Posted: Jan. 14, 2015 | Tags: journalism
Photo by Christina Animashaun, IRW
David Donald teaches data journalism at AU.
David Donald, now data editor at the Investigative Reporting Workshop, and a team at the Center for Public Integrity today received the first-place 2014 Philip Meyer Journalism Award from the National Institute for Computer-Assisted Reporting.
The Center won for "The Medicare Advantage Money Grab," by Fred Schulte, David Donald, Erin Durkin and Chris Zubak-Skees. The project revealed nearly $70 billion in “improper” Medicare payments to health plans from 2008 through 2013. The investigation exposed how federal officials missed multiple opportunities to corral overcharges and other billing errors.
The judges noted that despite the challenges of dealing with complex and voluminous government data, the Center aptly dissected the shocking shortcomings of a program that was meant to stabilize costs, but instead has allowed the industry to harvest huge sums by saying patients were sicker than they were. The explanation of the risk score system and the analysis of how it is manipulated was particularly lucid, according to the judges.
The awards are in honor of Philip Meyer, professor emeritus and former Knight Chair of Journalism at the University of North Carolina at Chapel Hill, and the Meyer Award recognizes the best uses of social science methods in journalism. Meyer is the author of Precision Journalism, the seminal 1972 book (and subsequent editions) that focused growing numbers of journalists on the idea of using social science methods to do better journalism. He pioneered the use of survey research as a reporter for Knight Ridder newspapers to explore the causes of race riots in the 1960s.
Second place was awarded to ProPublica’s "Temporary Work, Lasting Harm" by Michael Grabell, Olga Pierce, Jeff Larson and Lena Groeger, which exposed a disturbing, little-noticed trend taking hold in industrial America — major companies have turned to temporary workers to fill dangerous jobs in factories, warehouses and processing plants, where they face a much greater risk of injury than other workers.
Third place was awarded to “Water's Edge — The crisis of rising sea levels,” by Ryan McNeill, Deborah J. Nelson and Duff Wilson of Reuters. These stories examined the continuing effects of rising seas on the United States and the country’s response to an increasingly watery world.

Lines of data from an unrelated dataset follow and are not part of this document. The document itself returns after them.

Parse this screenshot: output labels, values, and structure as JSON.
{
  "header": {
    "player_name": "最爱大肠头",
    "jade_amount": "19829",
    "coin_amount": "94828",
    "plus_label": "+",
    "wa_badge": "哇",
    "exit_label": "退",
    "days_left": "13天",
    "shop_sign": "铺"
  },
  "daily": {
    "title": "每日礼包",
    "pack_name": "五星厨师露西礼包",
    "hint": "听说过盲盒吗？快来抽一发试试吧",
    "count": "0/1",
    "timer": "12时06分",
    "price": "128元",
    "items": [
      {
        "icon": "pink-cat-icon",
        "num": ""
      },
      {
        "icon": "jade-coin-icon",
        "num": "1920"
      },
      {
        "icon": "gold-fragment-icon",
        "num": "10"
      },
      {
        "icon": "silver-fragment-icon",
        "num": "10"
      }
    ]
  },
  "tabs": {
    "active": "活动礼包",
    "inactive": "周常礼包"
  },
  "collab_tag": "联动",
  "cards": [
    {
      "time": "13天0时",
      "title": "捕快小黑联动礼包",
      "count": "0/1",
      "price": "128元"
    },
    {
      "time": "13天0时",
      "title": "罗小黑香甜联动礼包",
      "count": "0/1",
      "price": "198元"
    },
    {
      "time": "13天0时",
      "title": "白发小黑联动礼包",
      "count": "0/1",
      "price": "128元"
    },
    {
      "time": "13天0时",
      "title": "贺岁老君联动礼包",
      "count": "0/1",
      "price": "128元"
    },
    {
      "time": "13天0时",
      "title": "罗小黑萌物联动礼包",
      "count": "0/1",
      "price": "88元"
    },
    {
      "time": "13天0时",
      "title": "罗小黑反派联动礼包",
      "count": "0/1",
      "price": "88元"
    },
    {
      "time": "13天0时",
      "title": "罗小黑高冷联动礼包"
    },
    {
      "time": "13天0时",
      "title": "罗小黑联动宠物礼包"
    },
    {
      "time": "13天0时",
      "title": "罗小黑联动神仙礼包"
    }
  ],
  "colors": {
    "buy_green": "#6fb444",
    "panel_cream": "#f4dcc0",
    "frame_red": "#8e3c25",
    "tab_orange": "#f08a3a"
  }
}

NICAR is a joint program of Investigative Reporters and Editors and the Missouri School of Journalism. The Meyer Award is supported by IRE and the Knight Chair in Computer-Assisted Reporting at Arizona State University. The awards will be presented on March 7 in Atlanta at the 2015 Computer-Assisted Reporting Conference.